**Element data from apps and pages**
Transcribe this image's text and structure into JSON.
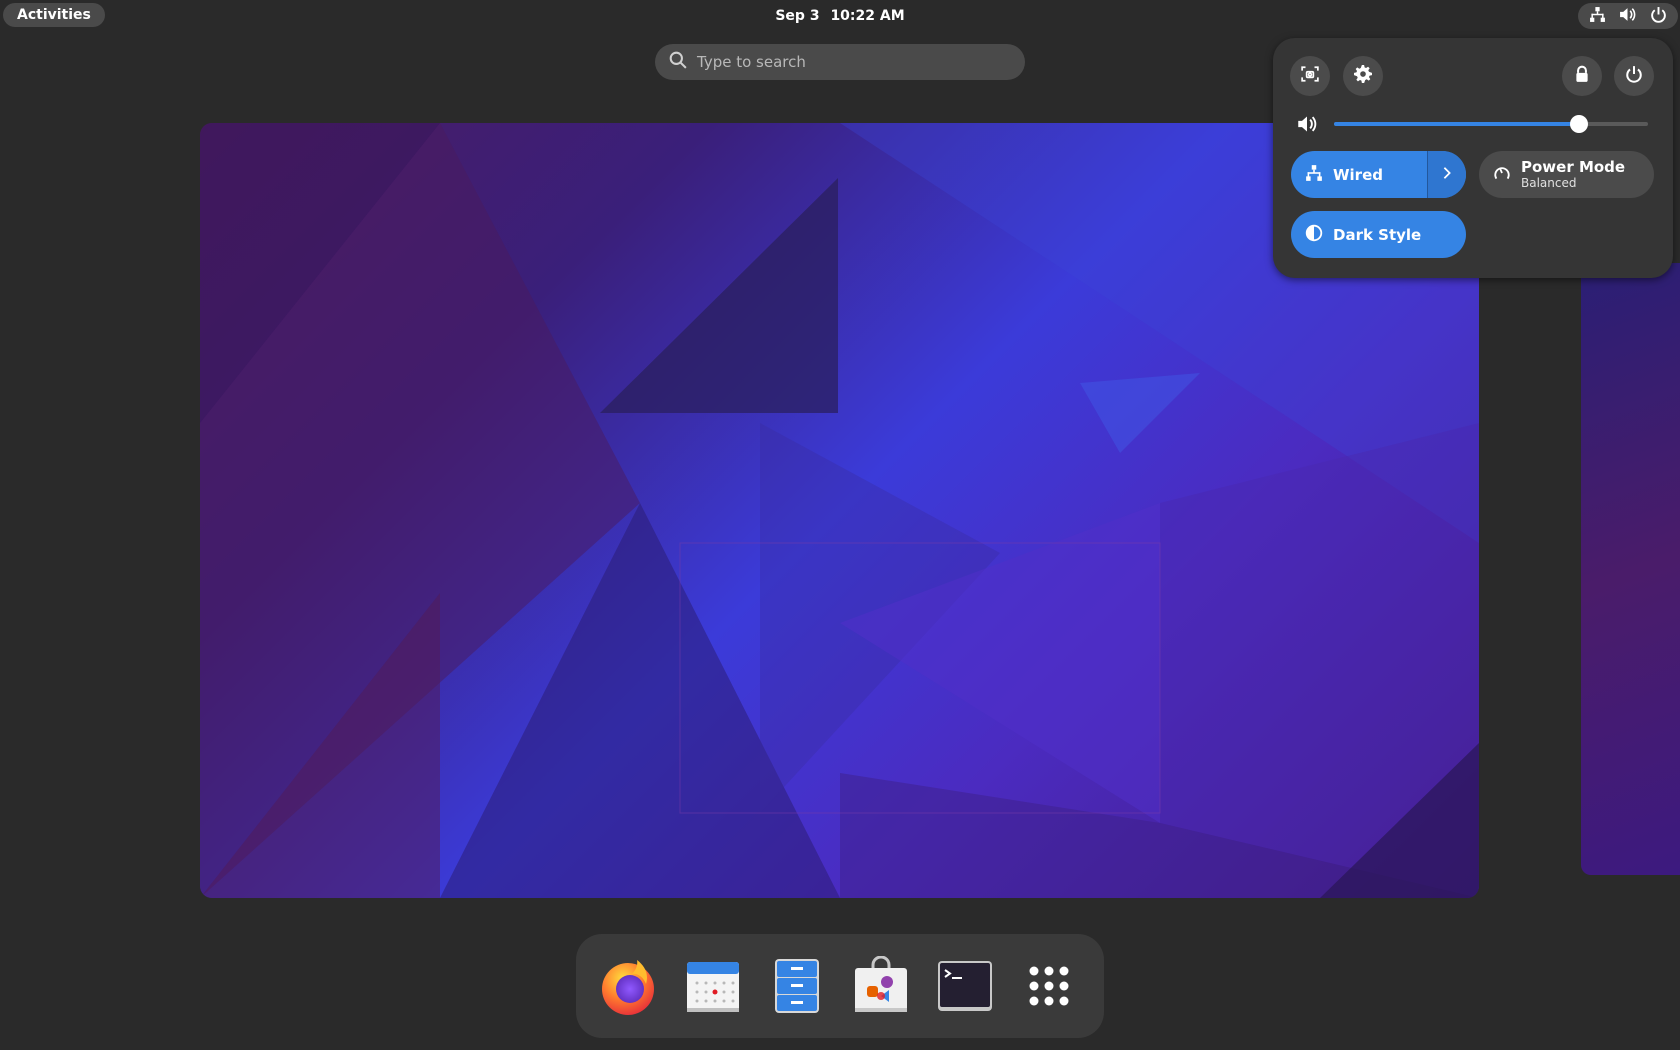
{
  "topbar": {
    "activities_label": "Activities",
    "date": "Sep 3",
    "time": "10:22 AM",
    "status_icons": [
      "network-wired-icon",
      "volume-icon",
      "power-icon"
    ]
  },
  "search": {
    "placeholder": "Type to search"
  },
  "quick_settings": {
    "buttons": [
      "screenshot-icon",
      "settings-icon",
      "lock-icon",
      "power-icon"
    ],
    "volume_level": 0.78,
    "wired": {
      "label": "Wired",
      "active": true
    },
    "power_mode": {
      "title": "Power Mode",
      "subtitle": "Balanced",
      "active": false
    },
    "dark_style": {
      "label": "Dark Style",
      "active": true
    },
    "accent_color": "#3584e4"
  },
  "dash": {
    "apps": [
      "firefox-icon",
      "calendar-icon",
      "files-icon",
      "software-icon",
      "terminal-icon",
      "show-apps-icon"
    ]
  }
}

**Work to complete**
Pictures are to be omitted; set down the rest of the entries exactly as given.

**Task answer**
Transcribe this image's text and structure into JSON.
{
  "topbar": {
    "activities_label": "Activities",
    "date": "Sep 3",
    "time": "10:22 AM",
    "status_icons": [
      "network-wired-icon",
      "volume-icon",
      "power-icon"
    ]
  },
  "search": {
    "placeholder": "Type to search"
  },
  "quick_settings": {
    "buttons": [
      "screenshot-icon",
      "settings-icon",
      "lock-icon",
      "power-icon"
    ],
    "volume_level": 0.78,
    "wired": {
      "label": "Wired",
      "active": true
    },
    "power_mode": {
      "title": "Power Mode",
      "subtitle": "Balanced",
      "active": false
    },
    "dark_style": {
      "label": "Dark Style",
      "active": true
    },
    "accent_color": "#3584e4"
  },
  "dash": {
    "apps": [
      "firefox-icon",
      "calendar-icon",
      "files-icon",
      "software-icon",
      "terminal-icon",
      "show-apps-icon"
    ]
  }
}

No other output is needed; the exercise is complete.